One of my camera mounts failed in heavy seas and I had to stow it away as it was dangling in the water with my camera still attached (I did NOT loose that one this time!).
I had to jump in the water, take down the remaining mount and attach it to the deck, while bobbing up an down in waves (I was also happy to be wearing a PFD). The bungee and ball system worked very well allowing a swift attachment of the hardware that I would not be able to carry any other way.
Reentered and rolled, pumped the water out of the cockpit and I was sailing again on my way in minutes.

04 January 2013

REVIEW: Buff water gloves

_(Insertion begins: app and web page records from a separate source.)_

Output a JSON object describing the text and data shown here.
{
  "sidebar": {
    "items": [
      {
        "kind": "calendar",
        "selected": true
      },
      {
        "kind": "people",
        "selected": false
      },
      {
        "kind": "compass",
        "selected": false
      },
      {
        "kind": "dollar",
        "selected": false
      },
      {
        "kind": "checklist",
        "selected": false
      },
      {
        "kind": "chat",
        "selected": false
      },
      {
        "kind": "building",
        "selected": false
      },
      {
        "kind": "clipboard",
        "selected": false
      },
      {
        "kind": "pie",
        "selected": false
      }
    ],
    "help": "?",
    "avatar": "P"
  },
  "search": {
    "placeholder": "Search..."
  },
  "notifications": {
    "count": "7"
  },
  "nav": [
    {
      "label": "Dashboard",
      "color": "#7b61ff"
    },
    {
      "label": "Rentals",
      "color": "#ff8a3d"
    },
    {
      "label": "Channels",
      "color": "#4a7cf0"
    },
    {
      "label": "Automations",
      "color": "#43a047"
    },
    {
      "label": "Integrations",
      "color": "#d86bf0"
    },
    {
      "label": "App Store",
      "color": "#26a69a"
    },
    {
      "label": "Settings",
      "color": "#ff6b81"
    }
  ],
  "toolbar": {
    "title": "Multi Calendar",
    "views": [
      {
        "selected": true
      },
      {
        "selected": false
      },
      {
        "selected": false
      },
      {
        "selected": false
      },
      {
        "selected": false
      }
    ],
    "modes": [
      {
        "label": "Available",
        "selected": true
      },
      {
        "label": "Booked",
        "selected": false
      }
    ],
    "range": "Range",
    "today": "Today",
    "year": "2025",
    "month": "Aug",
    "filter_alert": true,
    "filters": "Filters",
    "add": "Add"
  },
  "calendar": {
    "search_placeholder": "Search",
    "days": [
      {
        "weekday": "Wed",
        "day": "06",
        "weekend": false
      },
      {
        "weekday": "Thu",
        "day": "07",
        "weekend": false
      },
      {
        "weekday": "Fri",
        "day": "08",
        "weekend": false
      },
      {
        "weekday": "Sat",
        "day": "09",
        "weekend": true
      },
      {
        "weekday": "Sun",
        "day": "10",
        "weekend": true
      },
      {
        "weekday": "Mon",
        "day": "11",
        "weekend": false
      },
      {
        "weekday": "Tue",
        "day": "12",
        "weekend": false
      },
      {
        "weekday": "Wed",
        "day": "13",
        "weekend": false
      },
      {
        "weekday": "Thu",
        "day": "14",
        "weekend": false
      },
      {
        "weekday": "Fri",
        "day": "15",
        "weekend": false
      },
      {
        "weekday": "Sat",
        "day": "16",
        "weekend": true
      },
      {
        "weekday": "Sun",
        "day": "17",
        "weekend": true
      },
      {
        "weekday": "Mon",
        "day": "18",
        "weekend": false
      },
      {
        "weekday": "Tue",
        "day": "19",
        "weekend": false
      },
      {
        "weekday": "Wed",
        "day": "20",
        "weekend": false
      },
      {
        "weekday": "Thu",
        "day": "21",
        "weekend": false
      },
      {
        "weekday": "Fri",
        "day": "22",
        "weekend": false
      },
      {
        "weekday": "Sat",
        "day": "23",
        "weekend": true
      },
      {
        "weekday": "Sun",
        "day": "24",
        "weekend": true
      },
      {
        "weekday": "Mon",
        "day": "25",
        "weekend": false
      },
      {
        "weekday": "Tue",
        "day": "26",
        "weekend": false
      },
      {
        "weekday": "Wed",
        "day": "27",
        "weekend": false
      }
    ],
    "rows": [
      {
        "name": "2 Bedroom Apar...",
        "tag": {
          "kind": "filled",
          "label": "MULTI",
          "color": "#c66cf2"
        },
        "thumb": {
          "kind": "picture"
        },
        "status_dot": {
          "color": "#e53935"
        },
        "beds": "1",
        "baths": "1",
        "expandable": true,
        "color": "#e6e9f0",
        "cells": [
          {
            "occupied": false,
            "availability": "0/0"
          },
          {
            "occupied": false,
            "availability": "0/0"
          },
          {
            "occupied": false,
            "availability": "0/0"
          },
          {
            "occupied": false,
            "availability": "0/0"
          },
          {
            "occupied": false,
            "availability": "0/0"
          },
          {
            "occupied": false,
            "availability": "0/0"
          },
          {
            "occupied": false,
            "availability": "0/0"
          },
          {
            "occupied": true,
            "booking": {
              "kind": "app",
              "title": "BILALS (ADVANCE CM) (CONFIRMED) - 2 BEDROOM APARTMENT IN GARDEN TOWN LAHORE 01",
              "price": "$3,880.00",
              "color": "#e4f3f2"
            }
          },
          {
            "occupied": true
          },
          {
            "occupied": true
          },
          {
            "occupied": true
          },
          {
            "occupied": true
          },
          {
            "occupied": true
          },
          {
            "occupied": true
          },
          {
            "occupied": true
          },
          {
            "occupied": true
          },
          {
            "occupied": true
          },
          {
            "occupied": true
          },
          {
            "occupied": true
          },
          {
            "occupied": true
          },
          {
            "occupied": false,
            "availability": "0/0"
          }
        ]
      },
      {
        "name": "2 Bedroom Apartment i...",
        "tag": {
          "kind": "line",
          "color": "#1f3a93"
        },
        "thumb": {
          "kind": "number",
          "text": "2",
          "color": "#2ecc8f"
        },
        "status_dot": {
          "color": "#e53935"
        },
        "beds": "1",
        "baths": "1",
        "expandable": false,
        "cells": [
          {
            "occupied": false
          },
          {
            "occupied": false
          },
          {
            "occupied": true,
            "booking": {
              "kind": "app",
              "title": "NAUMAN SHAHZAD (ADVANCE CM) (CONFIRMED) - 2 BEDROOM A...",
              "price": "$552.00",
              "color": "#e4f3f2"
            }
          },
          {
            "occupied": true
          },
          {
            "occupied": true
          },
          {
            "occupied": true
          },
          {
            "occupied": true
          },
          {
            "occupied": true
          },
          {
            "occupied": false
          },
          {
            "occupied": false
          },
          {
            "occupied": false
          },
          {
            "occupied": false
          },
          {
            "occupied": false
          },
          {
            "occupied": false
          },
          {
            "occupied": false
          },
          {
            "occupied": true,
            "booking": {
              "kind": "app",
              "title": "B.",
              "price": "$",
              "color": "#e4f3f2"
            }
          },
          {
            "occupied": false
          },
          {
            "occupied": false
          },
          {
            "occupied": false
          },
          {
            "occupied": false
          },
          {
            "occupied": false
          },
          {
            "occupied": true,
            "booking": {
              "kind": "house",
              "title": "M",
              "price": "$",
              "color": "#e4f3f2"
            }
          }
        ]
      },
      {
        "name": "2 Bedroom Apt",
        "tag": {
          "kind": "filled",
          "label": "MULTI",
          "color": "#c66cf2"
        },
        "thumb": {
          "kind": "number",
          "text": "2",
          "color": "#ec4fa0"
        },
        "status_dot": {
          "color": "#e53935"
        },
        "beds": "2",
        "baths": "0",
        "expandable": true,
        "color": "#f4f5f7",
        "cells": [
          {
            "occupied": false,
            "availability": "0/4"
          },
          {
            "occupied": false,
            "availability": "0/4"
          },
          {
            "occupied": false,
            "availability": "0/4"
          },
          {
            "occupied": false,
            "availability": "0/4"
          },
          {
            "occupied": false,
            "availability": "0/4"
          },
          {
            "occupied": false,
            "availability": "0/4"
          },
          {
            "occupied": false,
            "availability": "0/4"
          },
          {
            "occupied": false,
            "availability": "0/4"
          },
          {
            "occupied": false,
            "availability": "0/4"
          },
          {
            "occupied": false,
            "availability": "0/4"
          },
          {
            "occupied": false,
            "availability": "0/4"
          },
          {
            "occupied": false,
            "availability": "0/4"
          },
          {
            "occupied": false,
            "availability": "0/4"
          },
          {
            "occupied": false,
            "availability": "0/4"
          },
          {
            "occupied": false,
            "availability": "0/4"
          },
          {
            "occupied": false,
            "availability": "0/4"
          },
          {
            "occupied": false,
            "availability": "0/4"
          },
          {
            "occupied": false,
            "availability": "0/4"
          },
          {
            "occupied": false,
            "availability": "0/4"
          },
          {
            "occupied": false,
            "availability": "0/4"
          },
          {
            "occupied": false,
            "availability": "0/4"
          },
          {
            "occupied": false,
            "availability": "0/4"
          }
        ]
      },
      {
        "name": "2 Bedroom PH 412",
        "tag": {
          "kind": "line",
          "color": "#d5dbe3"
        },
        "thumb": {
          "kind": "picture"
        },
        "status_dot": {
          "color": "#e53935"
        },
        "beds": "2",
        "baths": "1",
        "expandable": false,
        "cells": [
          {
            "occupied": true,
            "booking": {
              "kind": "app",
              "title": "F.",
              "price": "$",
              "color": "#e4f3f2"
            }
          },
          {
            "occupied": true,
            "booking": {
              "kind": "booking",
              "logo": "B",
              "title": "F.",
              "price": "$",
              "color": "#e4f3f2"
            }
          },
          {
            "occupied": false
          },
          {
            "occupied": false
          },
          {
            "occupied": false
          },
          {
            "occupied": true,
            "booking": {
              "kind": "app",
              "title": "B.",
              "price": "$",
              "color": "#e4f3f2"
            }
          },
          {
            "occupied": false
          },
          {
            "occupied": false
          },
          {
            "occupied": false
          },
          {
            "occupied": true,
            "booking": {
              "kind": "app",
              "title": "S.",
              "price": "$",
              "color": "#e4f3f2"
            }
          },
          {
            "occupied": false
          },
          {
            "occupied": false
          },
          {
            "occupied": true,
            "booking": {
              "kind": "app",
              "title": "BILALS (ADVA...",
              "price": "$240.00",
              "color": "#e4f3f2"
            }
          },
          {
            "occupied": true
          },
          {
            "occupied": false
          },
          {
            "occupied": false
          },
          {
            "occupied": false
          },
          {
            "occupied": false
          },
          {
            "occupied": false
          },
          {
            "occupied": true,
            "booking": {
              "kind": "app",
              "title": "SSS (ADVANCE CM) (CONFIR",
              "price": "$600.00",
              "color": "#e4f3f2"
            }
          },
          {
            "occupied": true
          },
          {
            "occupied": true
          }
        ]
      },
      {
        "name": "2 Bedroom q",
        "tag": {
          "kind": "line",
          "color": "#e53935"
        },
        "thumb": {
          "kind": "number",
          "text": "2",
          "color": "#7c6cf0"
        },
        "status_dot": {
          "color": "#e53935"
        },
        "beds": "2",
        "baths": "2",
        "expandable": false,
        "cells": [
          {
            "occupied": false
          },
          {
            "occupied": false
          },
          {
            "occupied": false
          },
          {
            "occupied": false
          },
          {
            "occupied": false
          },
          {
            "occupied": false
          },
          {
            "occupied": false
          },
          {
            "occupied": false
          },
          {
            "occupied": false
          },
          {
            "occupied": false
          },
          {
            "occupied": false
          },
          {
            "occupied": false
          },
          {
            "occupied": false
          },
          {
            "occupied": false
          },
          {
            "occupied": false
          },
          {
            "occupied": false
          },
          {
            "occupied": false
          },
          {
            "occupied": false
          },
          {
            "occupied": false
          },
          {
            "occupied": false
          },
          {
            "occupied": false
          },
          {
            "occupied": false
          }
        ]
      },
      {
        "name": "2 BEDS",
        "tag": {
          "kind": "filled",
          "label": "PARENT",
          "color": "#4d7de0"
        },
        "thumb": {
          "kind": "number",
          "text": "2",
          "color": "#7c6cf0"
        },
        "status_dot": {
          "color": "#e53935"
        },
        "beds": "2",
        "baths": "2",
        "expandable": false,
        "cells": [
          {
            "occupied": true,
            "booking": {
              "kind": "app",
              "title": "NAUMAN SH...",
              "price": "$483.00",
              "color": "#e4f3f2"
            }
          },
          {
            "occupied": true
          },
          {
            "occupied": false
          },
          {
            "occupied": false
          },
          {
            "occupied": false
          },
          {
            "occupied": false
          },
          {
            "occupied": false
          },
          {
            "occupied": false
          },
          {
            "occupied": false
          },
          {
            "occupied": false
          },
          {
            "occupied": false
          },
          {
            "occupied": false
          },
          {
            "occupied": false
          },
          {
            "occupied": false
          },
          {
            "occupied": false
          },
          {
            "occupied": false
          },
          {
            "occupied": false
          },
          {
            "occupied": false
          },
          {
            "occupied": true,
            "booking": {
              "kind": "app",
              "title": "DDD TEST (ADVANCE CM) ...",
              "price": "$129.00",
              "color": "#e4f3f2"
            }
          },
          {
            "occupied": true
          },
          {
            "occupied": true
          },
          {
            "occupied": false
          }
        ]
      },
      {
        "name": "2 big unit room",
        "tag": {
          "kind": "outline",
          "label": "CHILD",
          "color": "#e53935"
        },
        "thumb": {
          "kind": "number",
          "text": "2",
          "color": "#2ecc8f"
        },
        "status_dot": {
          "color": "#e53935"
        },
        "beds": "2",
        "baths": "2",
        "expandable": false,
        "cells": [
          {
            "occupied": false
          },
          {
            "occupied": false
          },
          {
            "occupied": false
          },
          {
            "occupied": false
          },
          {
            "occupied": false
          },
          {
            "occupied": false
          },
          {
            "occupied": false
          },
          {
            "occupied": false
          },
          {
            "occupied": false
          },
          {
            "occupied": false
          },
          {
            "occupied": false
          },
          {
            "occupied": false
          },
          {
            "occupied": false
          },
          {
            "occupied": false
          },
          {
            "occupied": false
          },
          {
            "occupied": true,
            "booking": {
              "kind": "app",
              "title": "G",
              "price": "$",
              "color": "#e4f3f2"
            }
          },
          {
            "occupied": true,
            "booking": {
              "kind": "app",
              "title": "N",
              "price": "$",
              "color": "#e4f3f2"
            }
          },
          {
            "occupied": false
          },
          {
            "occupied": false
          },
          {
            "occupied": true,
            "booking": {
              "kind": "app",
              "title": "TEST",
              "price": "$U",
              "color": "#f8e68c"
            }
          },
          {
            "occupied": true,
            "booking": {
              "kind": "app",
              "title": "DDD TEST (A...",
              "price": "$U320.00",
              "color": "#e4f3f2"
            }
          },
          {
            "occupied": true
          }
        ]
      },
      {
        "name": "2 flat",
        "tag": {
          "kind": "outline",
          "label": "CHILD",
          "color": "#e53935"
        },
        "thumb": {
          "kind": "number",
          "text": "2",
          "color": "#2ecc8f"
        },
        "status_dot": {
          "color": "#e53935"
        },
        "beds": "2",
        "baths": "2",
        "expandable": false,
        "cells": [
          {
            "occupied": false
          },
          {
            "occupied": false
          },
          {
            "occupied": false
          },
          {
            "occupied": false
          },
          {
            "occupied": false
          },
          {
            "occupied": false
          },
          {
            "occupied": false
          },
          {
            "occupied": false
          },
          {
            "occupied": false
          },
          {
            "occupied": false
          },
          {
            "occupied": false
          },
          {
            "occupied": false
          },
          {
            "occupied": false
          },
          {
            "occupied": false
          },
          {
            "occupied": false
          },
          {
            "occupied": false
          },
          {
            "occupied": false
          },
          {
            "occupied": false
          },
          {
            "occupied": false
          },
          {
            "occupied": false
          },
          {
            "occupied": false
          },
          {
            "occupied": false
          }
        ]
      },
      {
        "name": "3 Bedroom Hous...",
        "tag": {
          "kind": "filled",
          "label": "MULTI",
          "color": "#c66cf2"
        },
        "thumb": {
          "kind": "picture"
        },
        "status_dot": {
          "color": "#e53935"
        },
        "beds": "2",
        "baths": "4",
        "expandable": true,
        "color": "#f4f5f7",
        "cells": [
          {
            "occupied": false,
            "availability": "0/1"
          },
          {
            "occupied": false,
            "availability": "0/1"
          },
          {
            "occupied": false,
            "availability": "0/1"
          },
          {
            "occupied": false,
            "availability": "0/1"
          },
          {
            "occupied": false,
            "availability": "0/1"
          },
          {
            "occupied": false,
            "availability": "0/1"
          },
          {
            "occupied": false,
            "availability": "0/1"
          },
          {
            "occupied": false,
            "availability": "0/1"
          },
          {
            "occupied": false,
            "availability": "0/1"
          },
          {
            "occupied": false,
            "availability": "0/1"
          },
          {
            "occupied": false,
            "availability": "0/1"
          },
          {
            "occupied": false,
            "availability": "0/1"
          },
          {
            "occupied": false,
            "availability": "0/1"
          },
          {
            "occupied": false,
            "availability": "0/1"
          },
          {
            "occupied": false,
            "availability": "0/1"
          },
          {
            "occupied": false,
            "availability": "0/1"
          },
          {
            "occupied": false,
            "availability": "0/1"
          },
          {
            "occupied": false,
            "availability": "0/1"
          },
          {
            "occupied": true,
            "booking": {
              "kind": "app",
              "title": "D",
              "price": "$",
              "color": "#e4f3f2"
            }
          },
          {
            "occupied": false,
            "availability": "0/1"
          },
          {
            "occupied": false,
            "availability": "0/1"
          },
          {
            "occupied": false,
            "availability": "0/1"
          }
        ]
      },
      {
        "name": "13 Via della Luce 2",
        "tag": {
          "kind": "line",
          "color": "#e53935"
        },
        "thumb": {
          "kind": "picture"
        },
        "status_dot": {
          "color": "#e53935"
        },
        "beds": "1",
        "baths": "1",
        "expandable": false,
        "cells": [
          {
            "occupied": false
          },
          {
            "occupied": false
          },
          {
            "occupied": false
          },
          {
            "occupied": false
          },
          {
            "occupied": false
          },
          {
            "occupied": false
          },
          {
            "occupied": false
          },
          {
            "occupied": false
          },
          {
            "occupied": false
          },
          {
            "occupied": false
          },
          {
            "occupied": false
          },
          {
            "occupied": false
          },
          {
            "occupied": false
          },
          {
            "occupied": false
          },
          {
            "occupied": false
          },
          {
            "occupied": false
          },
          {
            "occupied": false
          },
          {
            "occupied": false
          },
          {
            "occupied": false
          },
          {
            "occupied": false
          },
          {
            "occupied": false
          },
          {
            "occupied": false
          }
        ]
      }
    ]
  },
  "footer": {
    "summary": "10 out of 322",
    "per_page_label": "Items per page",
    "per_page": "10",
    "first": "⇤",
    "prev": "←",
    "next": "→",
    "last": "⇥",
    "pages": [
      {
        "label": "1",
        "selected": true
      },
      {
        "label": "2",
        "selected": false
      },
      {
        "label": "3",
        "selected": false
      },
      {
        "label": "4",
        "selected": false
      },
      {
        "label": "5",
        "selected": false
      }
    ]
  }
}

The brutal Queensland sun is a killer; it causes an incredible number of cases of skin cancers.
Protecting my body from the harsh sun is imperative for me. When kayaking I cover my body with a long sleeve rash guard, my head with a wide brim hat and the rest of the exposed skin with SFP 50 sunscreen lotion.
My hands tend to get very wet when paddling since there are no drips rings on my Greenland paddle; sunscreen would wash off too soon and gloves are my best defence against the sun.
In the search for the best gloves for paddling for years I used several brands of sailing gloves.
Some half fingers styles did not work for me where the fabric would bunch under my thumb and cause blisters. I also find sailing gloves too bulky with all that padding in the palm of the hand; they are designed to handle ropes (sheets) where padding is desirable to prevent rope burn.
As most of my sailing gloves started to fall apart after a year of regular paddling, I really wanted thin gloves, with no padding, that were durable.
Then I stumbled upon a different offering from a company famous for their head/face scarfs: Buff.

Buff water glove silicon detail_c
silicon texture detail on the palm
In their line they have a glove mainly designed for fishing where protection from the sun is the key.
I ordered a pair a year ago and initially I was dubious about the durability of the product; the thick Lycra style fabric was not convincing me as I thought that they would not last long, similarly to my cycling gloves.
Surprisingly however the gloves are outstanding.
The lack of bulk allows me to grip my paddle easier with no bunching-up in the palm of the hand.

Buff water glove palm_c

Furthermore the palm has a grid of textured silicon that gently grips the paddle. Without gloves some of my carbon Greenland paddles would occasionally slip forcing me to have a dead grip to keep them in my hand. With the Buff gloves the paddle feels more secure and after a year the silicon is still in place and doing its job.
The very long cuff allows me to create a decent overlap at my wrist between glove and rashie, something that the sailing glove did not. I no longer have funny looking sun-burned strips around my wrists that I am sure some folk thought were caused by some "kinky" bedroom games :-)

Buff water glove_c

The stitching is superb and nothing has failed after a year of paddling.
Where occasionally I used to stitch-up my other gloves on the sewing machine, the Buff gloves have not failed.
Originally I ordered a size L-XL for my hands but I always felt that the gloves were just a bit too loose, so I got myself a Xmas present and ordered some "safety" orange new ones in M-L that fit me like a, ... doh, glove.

Buff glove_c

This product review is independent, unsolicited and unrenumerated. No swag, no perks, no glory.
Bought the gloves on eBay from Utah, USA.

01 January 2013

PHOTO: Start of the Year

Somehow the conventional NYE celebrations left me wanting for something a bit more real this year.
On the 1st of January, not having to nurse a headache, I headed to the beach instead.
The surf was promising and I was in an unfamiliar kayak.
Not wanting to hold back I decided I was starting 2013 head on.

Start of Year_c
New Year's resolution: more of this :-)